Many points of view line up – the ecological position, the political position, and the religious position seem to proclaim that we are in the last days.

And so we are.  We might as well admit it.  For it has been this way since the Resurrection of Jesus and will increasingly become this way.  We are in the last days.

Furthermore, our own personal last day is rapidly approaching.  Each and every person in this room will someday die – some sooner, and some later.  No one can escape our own personal tribulation and our own death.  We can then definitively say that both in our personal lives and in our lives as a global community, the end is coming.

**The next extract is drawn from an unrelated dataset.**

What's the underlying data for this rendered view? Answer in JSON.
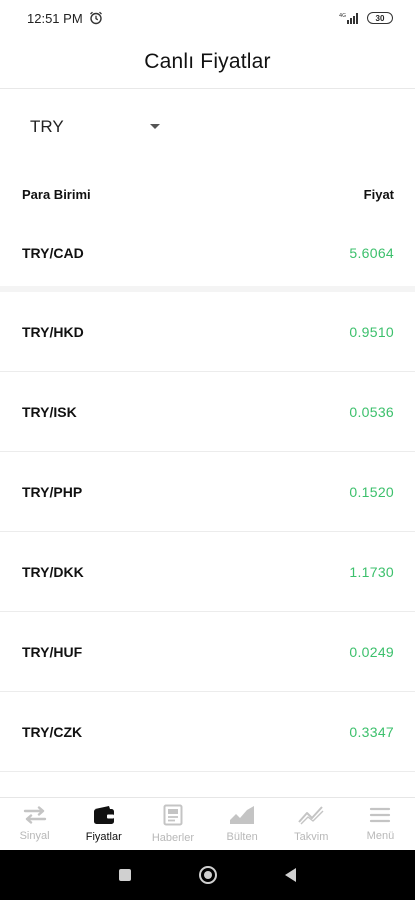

There is a very important point about all of this – one which Jesus wisely brings to our attention in today’s gospel.  No one knows the day or the hour.  We neither know this about our own lives, nor do we know it about the world either. 

So how do we respond to all of these things?  This is easy.  The three theological virtues of faith, hope, and love mark our way.

Consider, when Jesus spoke of the great tribulation and the end of the age, he described how “he would send out the angels and gather his elect from the four winds, from the end of the earth to the end of the sky.”  What a great promise!

And who are the elect?  These are the ones marked with the sign of faith– who have both received the great sign of baptism – or who desire it.  And we know that God himself desires salvation for everyone.  Those marked with the great sign of faith and who are the elect are the ones who choose to live according to the grace of baptism.  These are the ones who strive to love God with all their heart, soul, mind, and strength, and who love their neighbor as they love themselves.  These are the people who live according to the theological virtues of faith, hope, and love.

What of the tribulation that Jesus mentioned?  Certainly it is the case that from time to time each of us will face a time of tribulation, a time of personal purification.  And certainly it is the case that nations, and even the entire world pass through tribulations, much of which we bring on ourselves because of sin. 

The bible tells us that Jesus came to conquer our sin and our death.  The bible promises that we are invited to the wedding supper of the Lamb.  The bible promises that God offers us the gracious gift of eternal life through faith in Jesus.  Remember the words of Jesus in today’s gospel.  “Heaven and earth will pass away, but my words will not pass away.”

When our minds and hearts are transformed by knowledge of these things, we cease to fear those times when we must carry the cross of suffering.  We can let go of fear when we understand that we are the people who wait in joyful hope for the coming of our Lord Jesus Christ.  As we proclaimed in today’s psalm – “you are my inheritance, O Lord.”

The last days are continually upon us, which means that the Day of the Lord, the day of our salvation, quickly approaches. 

And so we are encouraged.  We are encouraged to remain vigilant at all times and to pray.  We are encouraged when we take up the mystery of faith and say “we proclaim your death, O Lord, and profess your resurrection until you come again.”